As the good number of new Wilton families, many coming from larger cities who may have lots of gardening questions, (as well as any other longtime residents), the WGC is eager to offer some helpful hints.

The following “Rules of Thumb” from some of WGC’s exceptional green-thumbed gardeners represent years of painstaking effort digging in the soil, moving plants around, and observing what works and what doesn’t.

  1. “Have a plan for your gardens and start small,” Sherry Johnson suggests. “When you are new to the area and have a large landscape, pace yourself and do one small area at a time or it will become overwhelming. And keep in mind that gardening requires a lot of experimenting and patience.”
  2. “Right plant, right place,” Lila Griswold reveals. “That means if you have sun-loving plants like coneflowers or black-eyed Susans, don’t plant them in a shady area. And if you have a plant that likes hot, dry conditions like bearded Iris, don’t plant them on a wet site.”
  3. “Don’t fight Mother Nature! If certain plants are happy in your garden, plant more of them,” Nancy Greeley advises. Likewise, she tells new gardeners to make peace with the fact that not everything they fancy will grow in their garden. “Don’t keep planting your favorites if they don’t like your garden.”
  4. You’re the boss. In Kim Young’s opinion, too many people fear their garden: “They’re hesitant to prune, divide, or move a plant even though they are unhappy with the way it looks. If a plant is bothering you, dig it up and either move it to a new location or give it away. Don’t let the problem persist, or before you know it your garden will be out of control.”
  5. “I’ve found that it’s better to plant on cloudy days with rain in the forecast rather than hot, sunny days because it’s cooler and lessens transplant shock,” Karen Murchinson says.
  6. Buy local. “If I get a plant from a Club member’s garden who lives down the road from me, the odds are it’s going to be as happy in my garden as it was in theirs,” Liz Riley points out. “However, if I buy a plant from a nursery, there’s no telling where it was grown. The climate and soil could be completely different from Wilton.”
  7. Jackie Algon sums it all up with her favorite Rule of Thumb: “Consider your garden a place for restoration of habitat for pollinators like bees, butterflies and birds by planting native plants, trees and shrubs. There will be less maintenance and water usage, and once established, your landscape will become a haven for you as well as for them.”

The Wilton Garden Club’s Mother’s Day Plant Sale will be held Friday, May 12, from 12-6 p.m. and Saturday, May 13, from 10 a.m.-2 p.m., rain or shine at Wilton’s Town Green.
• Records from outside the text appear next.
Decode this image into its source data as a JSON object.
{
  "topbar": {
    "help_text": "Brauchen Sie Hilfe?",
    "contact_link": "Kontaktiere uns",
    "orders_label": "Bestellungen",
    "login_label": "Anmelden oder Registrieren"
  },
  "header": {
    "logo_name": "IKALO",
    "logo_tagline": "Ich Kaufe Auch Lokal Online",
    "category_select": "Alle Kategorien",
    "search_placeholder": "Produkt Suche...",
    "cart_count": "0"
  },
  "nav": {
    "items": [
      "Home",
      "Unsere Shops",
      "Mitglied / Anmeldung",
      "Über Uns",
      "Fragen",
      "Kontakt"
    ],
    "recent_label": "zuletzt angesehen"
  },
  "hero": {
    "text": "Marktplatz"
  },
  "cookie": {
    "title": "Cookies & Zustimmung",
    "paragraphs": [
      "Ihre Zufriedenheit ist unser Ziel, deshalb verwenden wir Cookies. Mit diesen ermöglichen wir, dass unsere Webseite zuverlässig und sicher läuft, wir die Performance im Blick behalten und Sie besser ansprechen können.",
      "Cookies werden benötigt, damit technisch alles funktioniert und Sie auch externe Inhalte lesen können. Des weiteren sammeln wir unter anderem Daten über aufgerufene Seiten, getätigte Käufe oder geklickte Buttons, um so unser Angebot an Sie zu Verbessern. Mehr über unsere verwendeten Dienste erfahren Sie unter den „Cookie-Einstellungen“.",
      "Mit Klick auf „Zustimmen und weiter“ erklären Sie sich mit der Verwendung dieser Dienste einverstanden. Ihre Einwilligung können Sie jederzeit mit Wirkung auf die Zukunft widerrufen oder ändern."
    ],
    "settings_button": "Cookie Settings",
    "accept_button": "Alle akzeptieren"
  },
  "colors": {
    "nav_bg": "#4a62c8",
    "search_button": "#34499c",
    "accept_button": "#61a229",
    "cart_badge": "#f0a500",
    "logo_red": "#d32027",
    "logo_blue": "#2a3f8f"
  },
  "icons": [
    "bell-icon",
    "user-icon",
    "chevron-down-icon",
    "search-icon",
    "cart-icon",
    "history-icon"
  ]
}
An early bird sale will be held at the Club’s greenhouse at Wilton’s Comstock Community Center (180 School Rd.) on Wednesday, May 10, from 9:30 a.m.-1:30 p.m. For more information visit the Wilton Garden Club website or Wilton Garden Club Facebook page.